My life on a leash | Action Medical Research

Touching Lives - October 2010

My life on a leash

Unlike most teenagers, Emma Greenhouse is not looking forward to her upcoming 18th birthday. This date has been difficult since she turned eight – and had her first major epileptic seizure. Now, Emma has at least two tonic clonic seizures (convulsive seizures that involve jerking and shaking) every week despite taking five different medications.

Emma suffers with several types of seizure. Two years ago, she spent a long time in hospital after having a lot of them. The time away from home meant losing touch with friends. “It is very hard to have a social life,” she says.

She also experiences absence seizures, where she appears to be daydreaming or switched off, and will, for example, stand turning the tap on and off for 10 minutes, or washing her hands over and over for half an hour. “I do find it hard to articulate when I’m talking and it can be very frustrating.”

As well as not having the usual social freedom of a teenager, she is heavily reliant on her mum, Caroline. “We can’t leave her on her own,” says Caroline, “so, at a time when most 17-year-olds would be totally independent of their mum, she has to spend much of her time with me.”

The severity of Emma’s seizures causes her regular injury including broken teeth. She has nearly drowned several times and has fallen down the stairs head first.

“We never know where we are going to find her: she ends up in all sorts of strange places around the house,” adds Caroline. Emma was once found submerged in the bath after someone had forgotten to drain the water. She had wandered into the bathroom during the night and had a seizure. “Luckily, the splash woke me up,” says Caroline. “I was frantic, trying to pull her out and resuscitate her.”

Emma’s epilepsy gets worse in the winter and she is generally ill on her November birthday. Her moods and seizures are also affected by poor weather. Caroline recalls a holiday when it was very overcast. “One of the worst memories I have was camping in a field a few summers ago,” she says. “We were among the tents, and miles from any medical help, when she went into status [a seizure lasting at least 30 minutes] – a real emergency.

“Everyone on the camp site just looked away politely and pretended nothing was happening. What I really needed was someone to recognise the problem and help us urgently. She really needed medical assistance.”
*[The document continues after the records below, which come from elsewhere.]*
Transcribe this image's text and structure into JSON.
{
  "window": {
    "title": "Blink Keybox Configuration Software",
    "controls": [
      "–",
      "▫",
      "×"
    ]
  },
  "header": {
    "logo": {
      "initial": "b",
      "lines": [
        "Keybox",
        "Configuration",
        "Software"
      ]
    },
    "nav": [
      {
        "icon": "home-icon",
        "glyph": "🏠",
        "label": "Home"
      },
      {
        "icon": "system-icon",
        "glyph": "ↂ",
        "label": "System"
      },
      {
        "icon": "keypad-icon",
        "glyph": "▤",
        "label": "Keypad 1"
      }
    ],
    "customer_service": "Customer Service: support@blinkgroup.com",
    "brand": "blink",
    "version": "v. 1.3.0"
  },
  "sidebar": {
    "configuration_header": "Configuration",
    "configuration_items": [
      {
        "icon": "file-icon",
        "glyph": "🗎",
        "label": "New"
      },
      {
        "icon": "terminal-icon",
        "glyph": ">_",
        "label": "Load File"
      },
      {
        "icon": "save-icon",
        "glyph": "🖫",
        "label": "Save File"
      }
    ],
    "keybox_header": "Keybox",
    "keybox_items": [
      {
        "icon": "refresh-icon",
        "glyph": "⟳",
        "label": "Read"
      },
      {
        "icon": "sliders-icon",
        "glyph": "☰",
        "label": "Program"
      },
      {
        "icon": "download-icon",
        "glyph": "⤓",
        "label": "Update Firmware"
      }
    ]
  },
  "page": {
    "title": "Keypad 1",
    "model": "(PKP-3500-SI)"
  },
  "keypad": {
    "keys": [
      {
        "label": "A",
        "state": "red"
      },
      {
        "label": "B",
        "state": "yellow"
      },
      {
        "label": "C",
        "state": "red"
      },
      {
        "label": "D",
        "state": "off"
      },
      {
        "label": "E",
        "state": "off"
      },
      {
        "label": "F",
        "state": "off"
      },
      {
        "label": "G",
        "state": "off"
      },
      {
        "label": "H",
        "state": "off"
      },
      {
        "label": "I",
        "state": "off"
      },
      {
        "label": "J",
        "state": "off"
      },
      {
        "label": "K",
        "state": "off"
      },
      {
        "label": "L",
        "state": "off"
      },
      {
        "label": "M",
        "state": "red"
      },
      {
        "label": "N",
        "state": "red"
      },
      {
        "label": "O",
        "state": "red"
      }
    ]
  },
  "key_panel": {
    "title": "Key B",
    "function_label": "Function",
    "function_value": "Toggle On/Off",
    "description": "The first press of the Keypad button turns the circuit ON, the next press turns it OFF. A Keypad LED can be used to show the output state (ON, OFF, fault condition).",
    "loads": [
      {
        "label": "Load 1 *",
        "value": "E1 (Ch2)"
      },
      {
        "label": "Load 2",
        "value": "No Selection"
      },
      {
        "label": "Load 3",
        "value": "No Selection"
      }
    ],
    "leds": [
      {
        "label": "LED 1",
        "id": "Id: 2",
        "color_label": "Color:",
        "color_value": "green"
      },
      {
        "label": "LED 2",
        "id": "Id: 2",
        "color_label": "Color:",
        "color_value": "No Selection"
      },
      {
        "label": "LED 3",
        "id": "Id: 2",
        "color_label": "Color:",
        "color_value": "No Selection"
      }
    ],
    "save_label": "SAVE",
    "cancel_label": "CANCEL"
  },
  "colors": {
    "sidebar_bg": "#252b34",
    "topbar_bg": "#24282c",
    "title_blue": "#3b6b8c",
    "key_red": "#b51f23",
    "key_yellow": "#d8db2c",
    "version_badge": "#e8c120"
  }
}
Epilepsy greatly impacts on Emma’s life, affecting her schoolwork and free time, but what shines through is an inner strength and determination not to let herself be ruled or defined by the condition that runs in her family.

“I was lucky enough to know my great grandmother and she had epilepsy as well but managed to bring up 11 children,” Emma says. “My grandmother has it and my Mum has some small episodes, but she is a county councillor.”

Following these examples, Emma makes the most of her life. She likes competing in local 10k races, cycling, surfing, cooking and camping. She is a whizz at Sudoku and crossword puzzles, and is studying for a qualification, a 14-19 Diploma. Emma also enjoys gardening and runs her own business. What she finds especially hard is people trying to protect her or treating her like a child.

“Sometimes I feel like I’m being dragged along through life on a lead,” she says. “Or sometimes I’m treated as nothing more than a medical file. People want to make me a cup of tea, or get me something to eat, or even do my work for me. I just want to scream at them that I want to do all those things for myself and be independent. I know that I’m always going to need a carer or someone looking after me, but I do get very frustrated sometimes.”

Emma and Caroline are hoping to get a specially trained dog that can detect when someone is about to have a seizure and raise the alarm. The family also supports Action Medical Research. Last year, Caroline and her husband, Patrick, took part in our Suffolk 100 bike ride to raise money. They are particularly interested in the [clinical trial](, funded by Action, that is testing whether light therapy is an effective treatment for epilepsy. This study provides hope for patients like Emma who continue to have seizures, despite trying all medications.

Caroline says: “This research is really fascinating as we have noticed a very distinct link with Emma’s seizures and moods, and the weather. It is not insignificant that her first major seizure was in November.”

Help us spread the word